(f) Because social reality cannot be confined to individuals and their dispositions, then those aspects of the social context which are indispensable for both identification and explanation are themselves incorporated into individual terms. As Lukes puts it, "the relevant features of the social context are, so to speak, built into the individual".

There are two serious ontological objections to this procedure:-

(i) In what recognizable sense are we still talking about 'the individual' when he and she has now been burdened with so many inalienable features of both social and natural reality (cultural systems, socio-cultural relations, physical resources and the environment)?

(ii) Can the social context (let alone the natural world) really be disaggregated in this way, such that role relations are purely interpersonal matters, belief systems are only what certain people hold and reject, and resources are just what you or I have laid our hands on?

(g) Making it work entials demonstrating that every reference to `society' in our explanations (and no-one wishes to deny that we are influenced by our social environment) actually refers to "other people" (under the 'inflated' description particular to Individualists).

The Challenge of Methogological Collectivism

(1) Tf autonomy is to be witheld from the social context and it is to be denied any independence from people, this means the Individualist must vindicate the claim that it can be treated as nothing other than an aggregate of individuals - therefore our social environment is constituted by "interpersonal relations". It also follows that if the "social structure" is only an aggregate, then "the group" becomes synonymous with "the social" to the Individualist.

(ii) Yet the Individualist argues that "no social tendency exists which could not be altered if the individuals concerned both wanted to alter it and possessed the appropriate information' (Watkins, p. 271).

(iii) Only if the persistence of such properties can be attributed to the sustaining behaviour of "other people" may they be denied causal powers.

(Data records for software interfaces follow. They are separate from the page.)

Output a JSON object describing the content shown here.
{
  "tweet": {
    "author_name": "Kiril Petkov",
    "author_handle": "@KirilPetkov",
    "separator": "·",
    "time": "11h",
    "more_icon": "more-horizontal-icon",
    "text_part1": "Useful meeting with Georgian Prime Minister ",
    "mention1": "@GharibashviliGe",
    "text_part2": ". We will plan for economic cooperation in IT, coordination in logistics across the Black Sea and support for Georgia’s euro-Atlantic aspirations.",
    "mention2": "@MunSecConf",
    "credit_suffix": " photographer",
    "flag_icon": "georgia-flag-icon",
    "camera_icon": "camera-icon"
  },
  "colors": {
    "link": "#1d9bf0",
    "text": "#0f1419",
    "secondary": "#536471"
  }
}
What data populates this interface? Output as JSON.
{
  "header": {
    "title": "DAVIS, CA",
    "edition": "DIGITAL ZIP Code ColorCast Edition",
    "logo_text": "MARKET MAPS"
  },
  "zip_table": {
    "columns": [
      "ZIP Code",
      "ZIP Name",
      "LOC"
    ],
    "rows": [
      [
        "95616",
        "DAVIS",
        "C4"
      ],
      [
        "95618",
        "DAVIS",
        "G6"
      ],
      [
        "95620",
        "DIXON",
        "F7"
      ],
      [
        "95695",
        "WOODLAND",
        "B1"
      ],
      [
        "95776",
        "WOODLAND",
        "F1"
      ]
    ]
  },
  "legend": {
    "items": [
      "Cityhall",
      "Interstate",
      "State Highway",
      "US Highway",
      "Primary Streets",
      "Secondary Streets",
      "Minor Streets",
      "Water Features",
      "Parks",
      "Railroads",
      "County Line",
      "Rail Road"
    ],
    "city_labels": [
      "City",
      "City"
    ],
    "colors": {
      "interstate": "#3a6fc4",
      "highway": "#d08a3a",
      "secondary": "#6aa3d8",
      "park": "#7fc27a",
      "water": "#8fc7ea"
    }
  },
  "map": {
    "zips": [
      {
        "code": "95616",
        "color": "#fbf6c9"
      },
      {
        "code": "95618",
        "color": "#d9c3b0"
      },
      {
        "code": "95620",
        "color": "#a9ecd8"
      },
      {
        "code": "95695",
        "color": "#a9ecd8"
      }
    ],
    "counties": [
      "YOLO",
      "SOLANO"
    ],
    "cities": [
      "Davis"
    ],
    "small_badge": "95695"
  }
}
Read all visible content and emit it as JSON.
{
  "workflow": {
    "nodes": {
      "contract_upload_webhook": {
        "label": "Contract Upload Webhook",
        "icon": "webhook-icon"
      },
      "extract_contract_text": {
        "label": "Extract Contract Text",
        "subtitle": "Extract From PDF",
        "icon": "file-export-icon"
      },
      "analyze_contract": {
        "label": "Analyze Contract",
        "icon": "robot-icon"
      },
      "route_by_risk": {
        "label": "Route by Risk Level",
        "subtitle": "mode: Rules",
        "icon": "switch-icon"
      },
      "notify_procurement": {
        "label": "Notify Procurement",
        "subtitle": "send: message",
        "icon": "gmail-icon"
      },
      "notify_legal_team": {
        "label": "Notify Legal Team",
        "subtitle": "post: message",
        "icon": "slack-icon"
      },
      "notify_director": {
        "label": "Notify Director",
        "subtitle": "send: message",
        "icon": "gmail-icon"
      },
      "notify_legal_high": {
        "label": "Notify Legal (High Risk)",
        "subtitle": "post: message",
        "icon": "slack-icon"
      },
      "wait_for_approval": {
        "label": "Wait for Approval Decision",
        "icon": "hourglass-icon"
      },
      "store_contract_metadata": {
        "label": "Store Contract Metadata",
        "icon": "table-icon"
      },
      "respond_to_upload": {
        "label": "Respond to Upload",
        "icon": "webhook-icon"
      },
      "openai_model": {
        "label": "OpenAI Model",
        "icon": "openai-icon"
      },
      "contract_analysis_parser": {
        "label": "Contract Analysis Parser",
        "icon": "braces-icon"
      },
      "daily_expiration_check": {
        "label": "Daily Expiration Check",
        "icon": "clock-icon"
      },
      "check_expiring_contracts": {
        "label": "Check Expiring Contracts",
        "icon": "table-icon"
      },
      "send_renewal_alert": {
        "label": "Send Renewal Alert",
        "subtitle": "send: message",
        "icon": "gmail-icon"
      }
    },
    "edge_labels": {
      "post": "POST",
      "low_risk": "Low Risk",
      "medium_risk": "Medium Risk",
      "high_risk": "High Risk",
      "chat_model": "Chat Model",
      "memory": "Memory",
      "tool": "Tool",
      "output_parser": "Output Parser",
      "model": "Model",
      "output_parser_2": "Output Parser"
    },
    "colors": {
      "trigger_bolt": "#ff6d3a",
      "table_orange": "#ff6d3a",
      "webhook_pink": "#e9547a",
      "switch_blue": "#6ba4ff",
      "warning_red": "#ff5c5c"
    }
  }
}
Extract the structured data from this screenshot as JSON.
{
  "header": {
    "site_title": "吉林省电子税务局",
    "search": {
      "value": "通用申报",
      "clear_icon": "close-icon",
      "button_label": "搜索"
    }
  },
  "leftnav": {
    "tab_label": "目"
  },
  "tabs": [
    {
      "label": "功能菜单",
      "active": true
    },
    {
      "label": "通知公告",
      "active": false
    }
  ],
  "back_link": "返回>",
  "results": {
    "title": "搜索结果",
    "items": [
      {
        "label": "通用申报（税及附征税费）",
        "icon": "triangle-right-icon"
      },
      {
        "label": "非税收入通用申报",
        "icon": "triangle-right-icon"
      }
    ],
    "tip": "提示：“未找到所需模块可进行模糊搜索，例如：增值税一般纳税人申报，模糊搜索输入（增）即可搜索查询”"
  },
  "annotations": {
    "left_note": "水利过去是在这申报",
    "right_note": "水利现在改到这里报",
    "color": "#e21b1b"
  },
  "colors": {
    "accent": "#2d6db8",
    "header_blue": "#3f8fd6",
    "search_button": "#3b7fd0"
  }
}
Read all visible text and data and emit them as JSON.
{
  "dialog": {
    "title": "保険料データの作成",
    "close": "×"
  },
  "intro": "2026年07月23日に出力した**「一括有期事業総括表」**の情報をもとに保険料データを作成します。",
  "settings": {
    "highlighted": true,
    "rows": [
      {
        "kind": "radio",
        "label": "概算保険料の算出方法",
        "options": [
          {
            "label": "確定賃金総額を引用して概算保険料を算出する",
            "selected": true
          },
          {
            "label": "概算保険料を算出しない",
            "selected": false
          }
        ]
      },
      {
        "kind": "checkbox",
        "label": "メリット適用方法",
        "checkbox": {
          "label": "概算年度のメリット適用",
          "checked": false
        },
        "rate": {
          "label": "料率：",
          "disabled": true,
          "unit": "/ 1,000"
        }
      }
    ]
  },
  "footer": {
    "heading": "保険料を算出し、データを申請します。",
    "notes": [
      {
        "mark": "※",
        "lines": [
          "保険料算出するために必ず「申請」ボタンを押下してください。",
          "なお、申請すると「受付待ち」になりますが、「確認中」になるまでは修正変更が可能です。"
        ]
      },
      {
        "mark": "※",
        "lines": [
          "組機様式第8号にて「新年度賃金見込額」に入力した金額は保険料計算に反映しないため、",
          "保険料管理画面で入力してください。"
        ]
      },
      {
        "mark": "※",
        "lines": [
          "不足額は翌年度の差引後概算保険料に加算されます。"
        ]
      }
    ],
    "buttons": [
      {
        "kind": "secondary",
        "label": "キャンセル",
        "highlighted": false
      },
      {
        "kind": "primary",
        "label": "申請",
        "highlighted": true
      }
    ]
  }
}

(h) The inability of MI to withstand claims that the social context has autonomy and independence from people, is pre-existent to them, and causally influential of them, means that we should entertain the case that a "social structure" which has these properties also has a claim to existence - as was hinted at by MI and is fully developed in Social Realism.